Many of the leading service sectors included in schedules are considered intensive users of telecommunications services. The sectors most frequently listed in schedules were, in order: tourism, financial services, and business services, followed closely by transport and telecommunications. All schedules of industrialized countries contain commitments on business services, communications, construction and engineering, distribution services, financial services, tourism, and transport.

In the GATS schedules already in force, 67 governments have made commitments on telecommunications services (56 schedules since the EU Member States submit a single schedule). Commitments were made by most countries representing major markets for telecommunications services.

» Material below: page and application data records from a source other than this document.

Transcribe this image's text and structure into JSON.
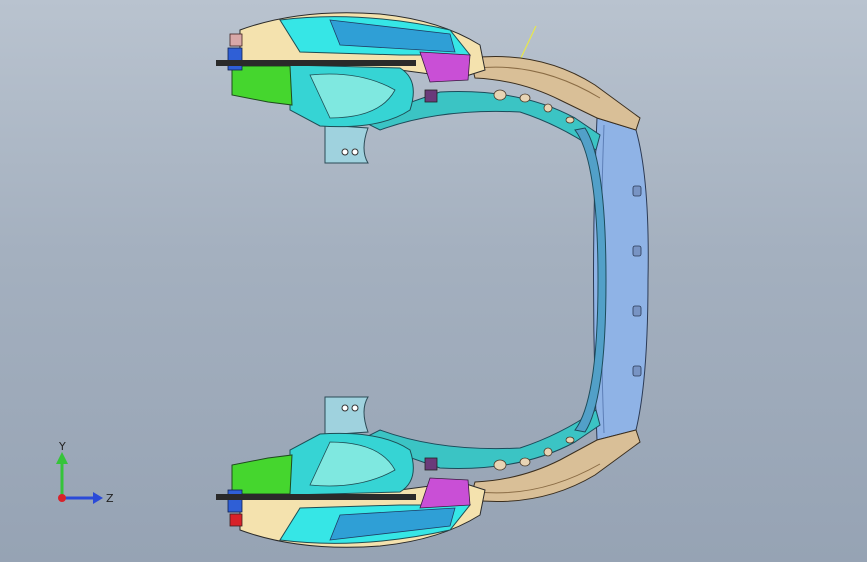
{
  "viewport": {
    "background_top": "#b9c3cf",
    "background_bottom": "#96a3b4"
  },
  "model": {
    "description_icon": "cad-assembly-icon",
    "colors": {
      "tan_frame": "#d9bf97",
      "teal": "#3bc4c4",
      "cyan": "#36e6e6",
      "blue": "#2f7fd6",
      "light_blue_panel": "#8fb3e6",
      "green": "#45d62e",
      "cream": "#f4e2ae",
      "magenta": "#c94fd6",
      "red": "#d8222a",
      "dark": "#2a2a2a",
      "yellow_line": "#e8e84a"
    }
  },
  "triad": {
    "y_label": "Y",
    "z_label": "Z",
    "y_color": "#35c43a",
    "z_color": "#2a4ad8",
    "origin_color": "#d8222a"
  }
}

However, most of the schedules (44 of them, covering 55 governments) listed mainly value-added or enhanced telecommunications services, since basic telecommunications were subject to the extended negotiations.

The Annex on Telecommunications

Most of the annexes to the GATS concern particular service sectors -- such as air transport, financial services, and telecommunications. One of the annexes permits individual members a one-off chance to exempt certain measures from the m.f.n. obligation (these were inscribed by some members in lists of m.f.n. exemptions which also form part of the Agreement).

The Annex is composed of seven sections, but its core obligations are contained in a section on access to and use of "public telecommunications transport networks and services" (meaning essentially basic public telecommunications). It requires each Member to ensure that all service suppliers seeking to take advantage of scheduled commitments are accorded access to and use of public basic telecommunications, both networks and services, on reasonable and non-discriminatory basis.

Members incur these obligations whether or not they have liberalized or scheduled commitments in the basic telecommunications sector. This is because the Annex addresses access to these services by users rather than the ability to enter markets to sell such services; the latter is addressed in schedules of commitments. As such, the beneficiaries of the disciplines in the Annex will be firms that supply any of the services included in a Member's schedule of commitments; not only be value-added and competing basic telecommunications suppliers, but banking or computer services firms, for example, that wish to take advantage of market access commitments made by WTO Member. The annex obligations strike a fragile balance between the needs of users for fair terms of access and the needs of the regulators and public telecommunications operators to maintain a system that works and that meets public service objectives.